Activity: The records must be duplicated exactly, with every picture left out.
── Records for this task ──
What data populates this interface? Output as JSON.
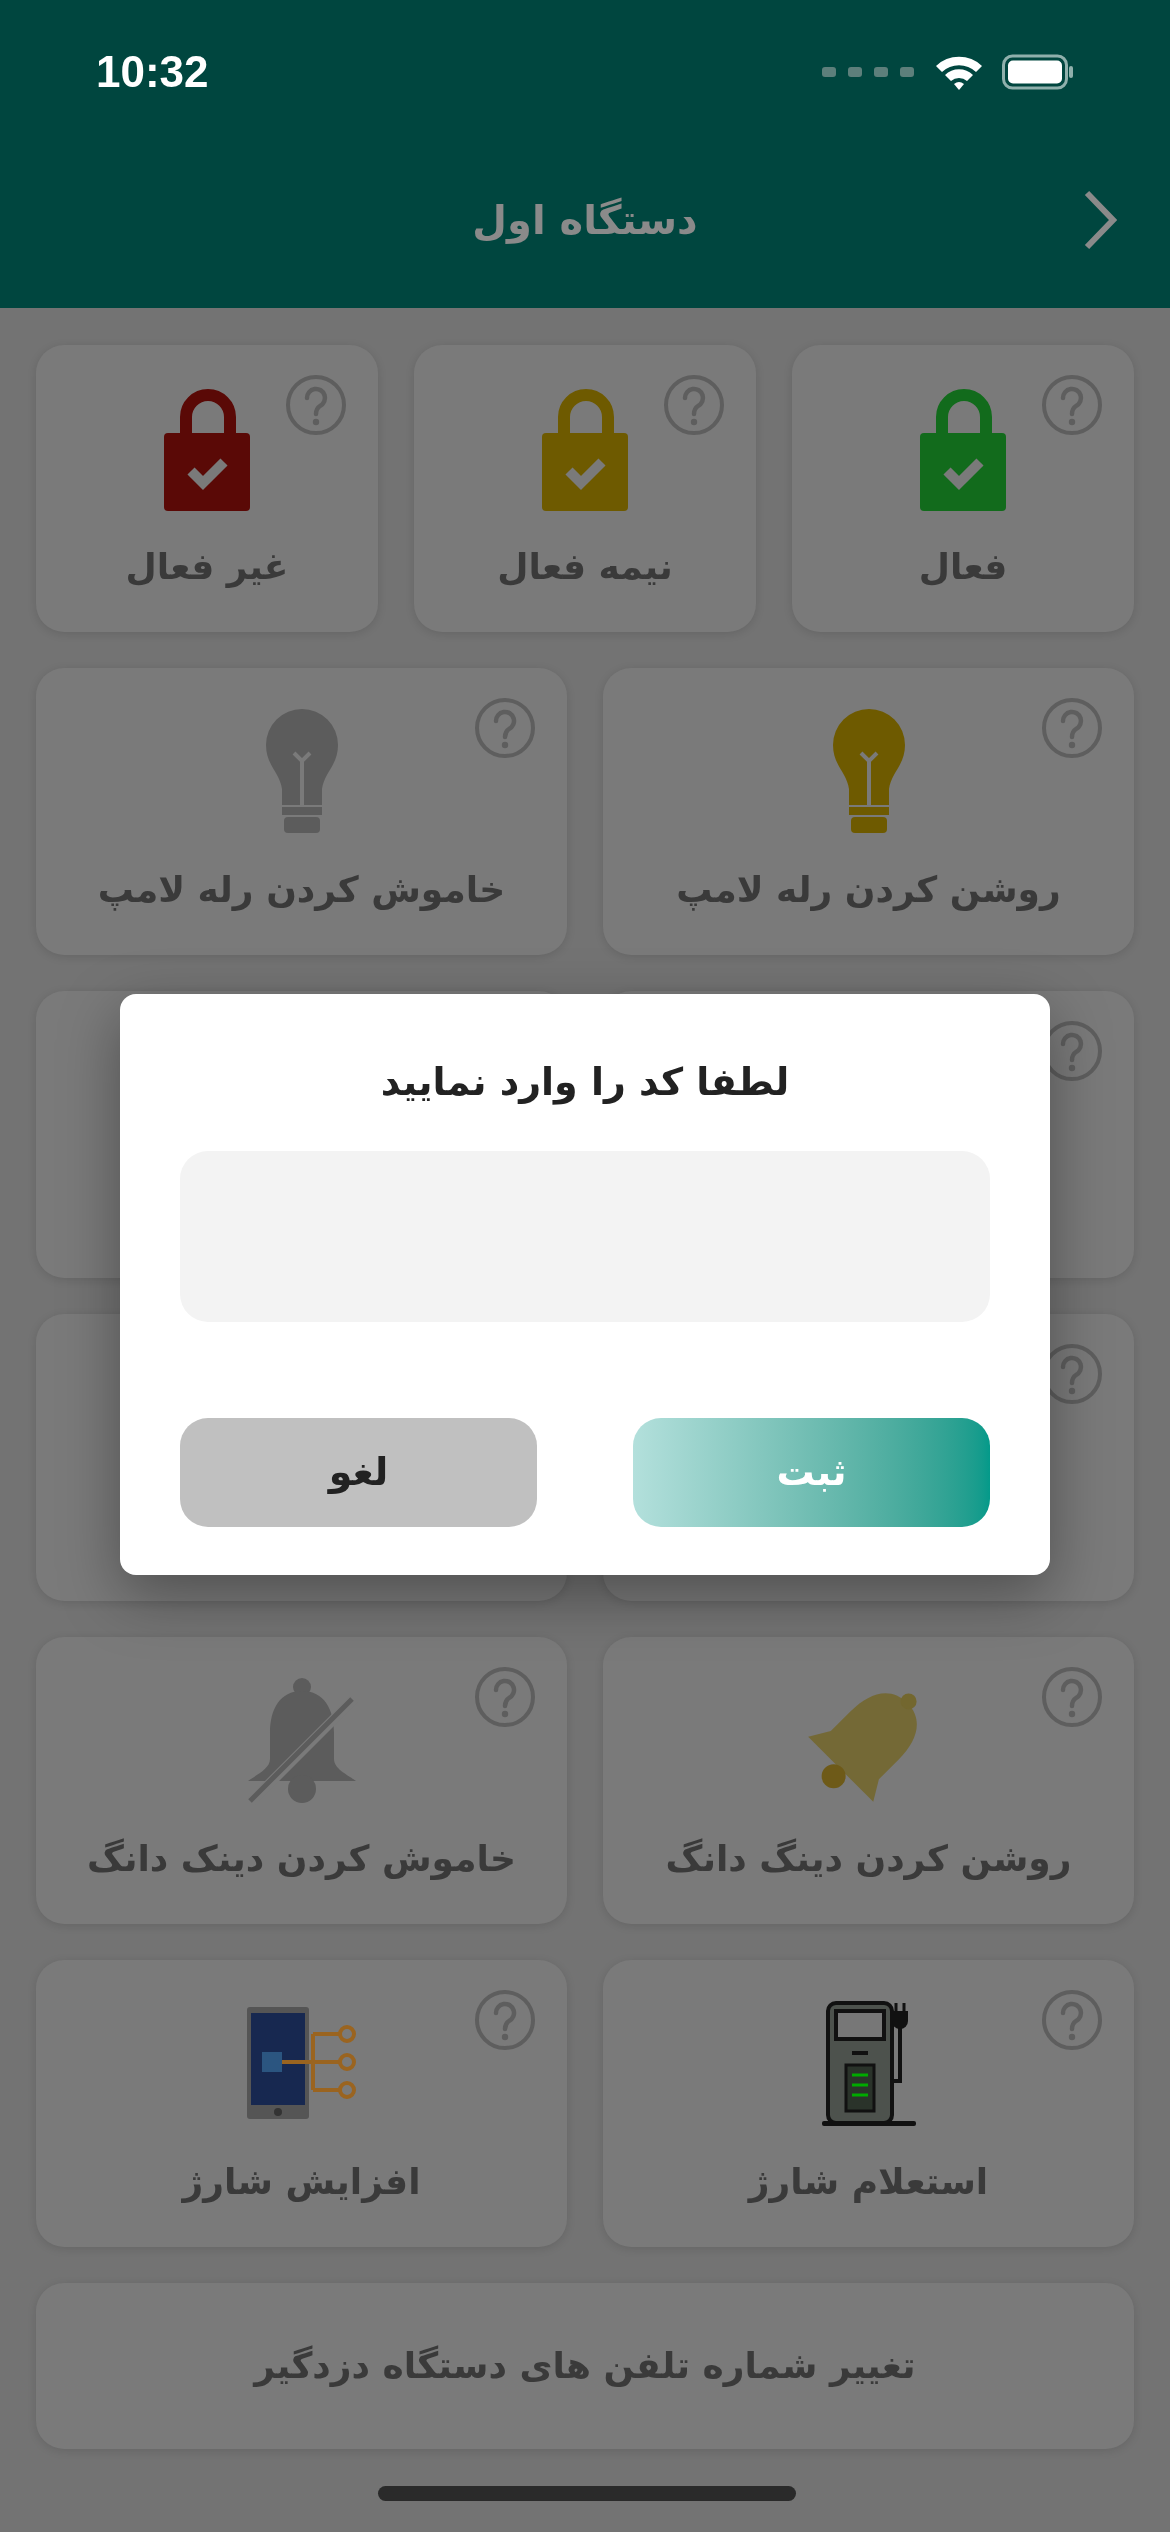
{
  "status_bar": {
    "time": "10:32"
  },
  "header": {
    "title": "دستگاه اول"
  },
  "rows": [
    [
      {
        "label": "فعال",
        "kind": "lock",
        "color": "#126b1c"
      },
      {
        "label": "نیمه فعال",
        "kind": "lock",
        "color": "#6e5a00"
      },
      {
        "label": "غیر فعال",
        "kind": "lock",
        "color": "#5a0906"
      }
    ],
    [
      {
        "label": "روشن کردن رله لامپ",
        "kind": "bulb",
        "color": "#6e5a00"
      },
      {
        "label": "خاموش کردن رله لامپ",
        "kind": "bulb",
        "color": "#5c5c5c"
      }
    ],
    [
      {
        "kind": "covered"
      },
      {
        "kind": "covered"
      }
    ],
    [
      {
        "kind": "covered"
      },
      {
        "kind": "covered"
      }
    ],
    [
      {
        "label": "روشن کردن دینگ دانگ",
        "kind": "bell"
      },
      {
        "label": "خاموش کردن دینک دانگ",
        "kind": "bell-off"
      }
    ],
    [
      {
        "label": "استعلام شارژ",
        "kind": "charger"
      },
      {
        "label": "افزایش شارژ",
        "kind": "phone-network"
      }
    ],
    [
      {
        "label": "تغییر شماره تلفن های دستگاه دزدگیر",
        "kind": "text"
      }
    ]
  ],
  "dialog": {
    "title": "لطفا کد را وارد نمایید",
    "buttons": [
      {
        "label": "ثبت",
        "kind": "primary"
      },
      {
        "label": "لغو",
        "kind": "secondary"
      }
    ]
  }
}
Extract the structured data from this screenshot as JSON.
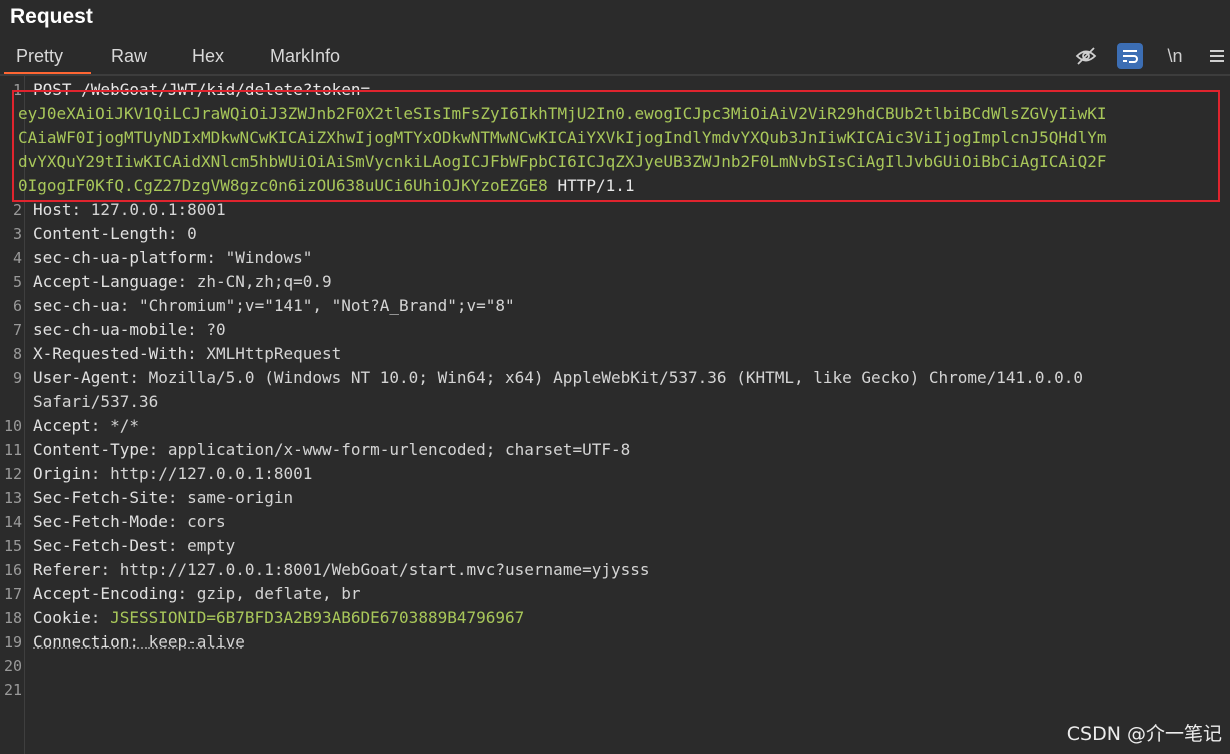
{
  "panel": {
    "title": "Request"
  },
  "tabs": [
    {
      "label": "Pretty",
      "active": true
    },
    {
      "label": "Raw"
    },
    {
      "label": "Hex"
    },
    {
      "label": "MarkInfo"
    }
  ],
  "toolbar": {
    "icons": [
      "eye-off-icon",
      "wrap-icon",
      "newline-icon",
      "menu-icon"
    ],
    "newline_label": "\\n",
    "accent": "#3c6eb4"
  },
  "request": {
    "line1": "POST /WebGoat/JWT/kid/delete?token=",
    "token_lines": [
      "eyJ0eXAiOiJKV1QiLCJraWQiOiJ3ZWJnb2F0X2tleSIsImFsZyI6IkhTMjU2In0.ewogICJpc3MiOiAiV2ViR29hdCBUb2tlbiBCdWlsZGVyIiwKI",
      "CAiaWF0IjogMTUyNDIxMDkwNCwKICAiZXhwIjogMTYxODkwNTMwNCwKICAiYXVkIjogIndlYmdvYXQub3JnIiwKICAic3ViIjogImplcnJ5QHdlYm",
      "dvYXQuY29tIiwKICAidXNlcm5hbWUiOiAiSmVycnkiLAogICJFbWFpbCI6ICJqZXJyeUB3ZWJnb2F0LmNvbSIsCiAgIlJvbGUiOiBbCiAgICAiQ2F",
      "0IgogIF0KfQ.CgZ27DzgVW8gzc0n6izOU638uUCi6UhiOJKYzoEZGE8"
    ],
    "protocol": "HTTP/1.1",
    "line_numbers": [
      "1",
      "2",
      "3",
      "4",
      "5",
      "6",
      "7",
      "8",
      "9",
      "10",
      "11",
      "12",
      "13",
      "14",
      "15",
      "16",
      "17",
      "18",
      "19",
      "20",
      "21"
    ],
    "headers": [
      {
        "k": "Host",
        "v": "127.0.0.1:8001"
      },
      {
        "k": "Content-Length",
        "v": "0"
      },
      {
        "k": "sec-ch-ua-platform",
        "v": "\"Windows\""
      },
      {
        "k": "Accept-Language",
        "v": "zh-CN,zh;q=0.9"
      },
      {
        "k": "sec-ch-ua",
        "v": "\"Chromium\";v=\"141\", \"Not?A_Brand\";v=\"8\""
      },
      {
        "k": "sec-ch-ua-mobile",
        "v": "?0"
      },
      {
        "k": "X-Requested-With",
        "v": "XMLHttpRequest"
      },
      {
        "k": "User-Agent",
        "v": "Mozilla/5.0 (Windows NT 10.0; Win64; x64) AppleWebKit/537.36 (KHTML, like Gecko) Chrome/141.0.0.0"
      },
      {
        "k": "",
        "v": "Safari/537.36"
      },
      {
        "k": "Accept",
        "v": "*/*"
      },
      {
        "k": "Content-Type",
        "v": "application/x-www-form-urlencoded; charset=UTF-8"
      },
      {
        "k": "Origin",
        "v": "http://127.0.0.1:8001"
      },
      {
        "k": "Sec-Fetch-Site",
        "v": "same-origin"
      },
      {
        "k": "Sec-Fetch-Mode",
        "v": "cors"
      },
      {
        "k": "Sec-Fetch-Dest",
        "v": "empty"
      },
      {
        "k": "Referer",
        "v": "http://127.0.0.1:8001/WebGoat/start.mvc?username=yjysss"
      },
      {
        "k": "Accept-Encoding",
        "v": "gzip, deflate, br"
      },
      {
        "k": "Cookie",
        "v": "JSESSIONID=6B7BFD3A2B93AB6DE6703889B4796967",
        "cookie_name": "JSESSIONID=",
        "cookie_value": "6B7BFD3A2B93AB6DE6703889B4796967"
      },
      {
        "k": "Connection",
        "v": "keep-alive"
      }
    ],
    "highlight_color": "#e0242e"
  },
  "watermark": "CSDN @介一笔记"
}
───
Task answer:
What data populates this interface? Output as JSON.
{
  "status_bar": {
    "time": "10:32"
  },
  "header": {
    "title": "دستگاه اول"
  },
  "rows": [
    [
      {
        "label": "فعال",
        "kind": "lock",
        "color": "#126b1c"
      },
      {
        "label": "نیمه فعال",
        "kind": "lock",
        "color": "#6e5a00"
      },
      {
        "label": "غیر فعال",
        "kind": "lock",
        "color": "#5a0906"
      }
    ],
    [
      {
        "label": "روشن کردن رله لامپ",
        "kind": "bulb",
        "color": "#6e5a00"
      },
      {
        "label": "خاموش کردن رله لامپ",
        "kind": "bulb",
        "color": "#5c5c5c"
      }
    ],
    [
      {
        "kind": "covered"
      },
      {
        "kind": "covered"
      }
    ],
    [
      {
        "kind": "covered"
      },
      {
        "kind": "covered"
      }
    ],
    [
      {
        "label": "روشن کردن دینگ دانگ",
        "kind": "bell"
      },
      {
        "label": "خاموش کردن دینک دانگ",
        "kind": "bell-off"
      }
    ],
    [
      {
        "label": "استعلام شارژ",
        "kind": "charger"
      },
      {
        "label": "افزایش شارژ",
        "kind": "phone-network"
      }
    ],
    [
      {
        "label": "تغییر شماره تلفن های دستگاه دزدگیر",
        "kind": "text"
      }
    ]
  ],
  "dialog": {
    "title": "لطفا کد را وارد نمایید",
    "buttons": [
      {
        "label": "ثبت",
        "kind": "primary"
      },
      {
        "label": "لغو",
        "kind": "secondary"
      }
    ]
  }
}
Extract the structured data from this screenshot as JSON.
{
  "panel": {
    "title": "Request"
  },
  "tabs": [
    {
      "label": "Pretty",
      "active": true
    },
    {
      "label": "Raw"
    },
    {
      "label": "Hex"
    },
    {
      "label": "MarkInfo"
    }
  ],
  "toolbar": {
    "icons": [
      "eye-off-icon",
      "wrap-icon",
      "newline-icon",
      "menu-icon"
    ],
    "newline_label": "\\n",
    "accent": "#3c6eb4"
  },
  "request": {
    "line1": "POST /WebGoat/JWT/kid/delete?token=",
    "token_lines": [
      "eyJ0eXAiOiJKV1QiLCJraWQiOiJ3ZWJnb2F0X2tleSIsImFsZyI6IkhTMjU2In0.ewogICJpc3MiOiAiV2ViR29hdCBUb2tlbiBCdWlsZGVyIiwKI",
      "CAiaWF0IjogMTUyNDIxMDkwNCwKICAiZXhwIjogMTYxODkwNTMwNCwKICAiYXVkIjogIndlYmdvYXQub3JnIiwKICAic3ViIjogImplcnJ5QHdlYm",
      "dvYXQuY29tIiwKICAidXNlcm5hbWUiOiAiSmVycnkiLAogICJFbWFpbCI6ICJqZXJyeUB3ZWJnb2F0LmNvbSIsCiAgIlJvbGUiOiBbCiAgICAiQ2F",
      "0IgogIF0KfQ.CgZ27DzgVW8gzc0n6izOU638uUCi6UhiOJKYzoEZGE8"
    ],
    "protocol": "HTTP/1.1",
    "line_numbers": [
      "1",
      "2",
      "3",
      "4",
      "5",
      "6",
      "7",
      "8",
      "9",
      "10",
      "11",
      "12",
      "13",
      "14",
      "15",
      "16",
      "17",
      "18",
      "19",
      "20",
      "21"
    ],
    "headers": [
      {
        "k": "Host",
        "v": "127.0.0.1:8001"
      },
      {
        "k": "Content-Length",
        "v": "0"
      },
      {
        "k": "sec-ch-ua-platform",
        "v": "\"Windows\""
      },
      {
        "k": "Accept-Language",
        "v": "zh-CN,zh;q=0.9"
      },
      {
        "k": "sec-ch-ua",
        "v": "\"Chromium\";v=\"141\", \"Not?A_Brand\";v=\"8\""
      },
      {
        "k": "sec-ch-ua-mobile",
        "v": "?0"
      },
      {
        "k": "X-Requested-With",
        "v": "XMLHttpRequest"
      },
      {
        "k": "User-Agent",
        "v": "Mozilla/5.0 (Windows NT 10.0; Win64; x64) AppleWebKit/537.36 (KHTML, like Gecko) Chrome/141.0.0.0"
      },
      {
        "k": "",
        "v": "Safari/537.36"
      },
      {
        "k": "Accept",
        "v": "*/*"
      },
      {
        "k": "Content-Type",
        "v": "application/x-www-form-urlencoded; charset=UTF-8"
      },
      {
        "k": "Origin",
        "v": "http://127.0.0.1:8001"
      },
      {
        "k": "Sec-Fetch-Site",
        "v": "same-origin"
      },
      {
        "k": "Sec-Fetch-Mode",
        "v": "cors"
      },
      {
        "k": "Sec-Fetch-Dest",
        "v": "empty"
      },
      {
        "k": "Referer",
        "v": "http://127.0.0.1:8001/WebGoat/start.mvc?username=yjysss"
      },
      {
        "k": "Accept-Encoding",
        "v": "gzip, deflate, br"
      },
      {
        "k": "Cookie",
        "v": "JSESSIONID=6B7BFD3A2B93AB6DE6703889B4796967",
        "cookie_name": "JSESSIONID=",
        "cookie_value": "6B7BFD3A2B93AB6DE6703889B4796967"
      },
      {
        "k": "Connection",
        "v": "keep-alive"
      }
    ],
    "highlight_color": "#e0242e"
  },
  "watermark": "CSDN @介一笔记"
}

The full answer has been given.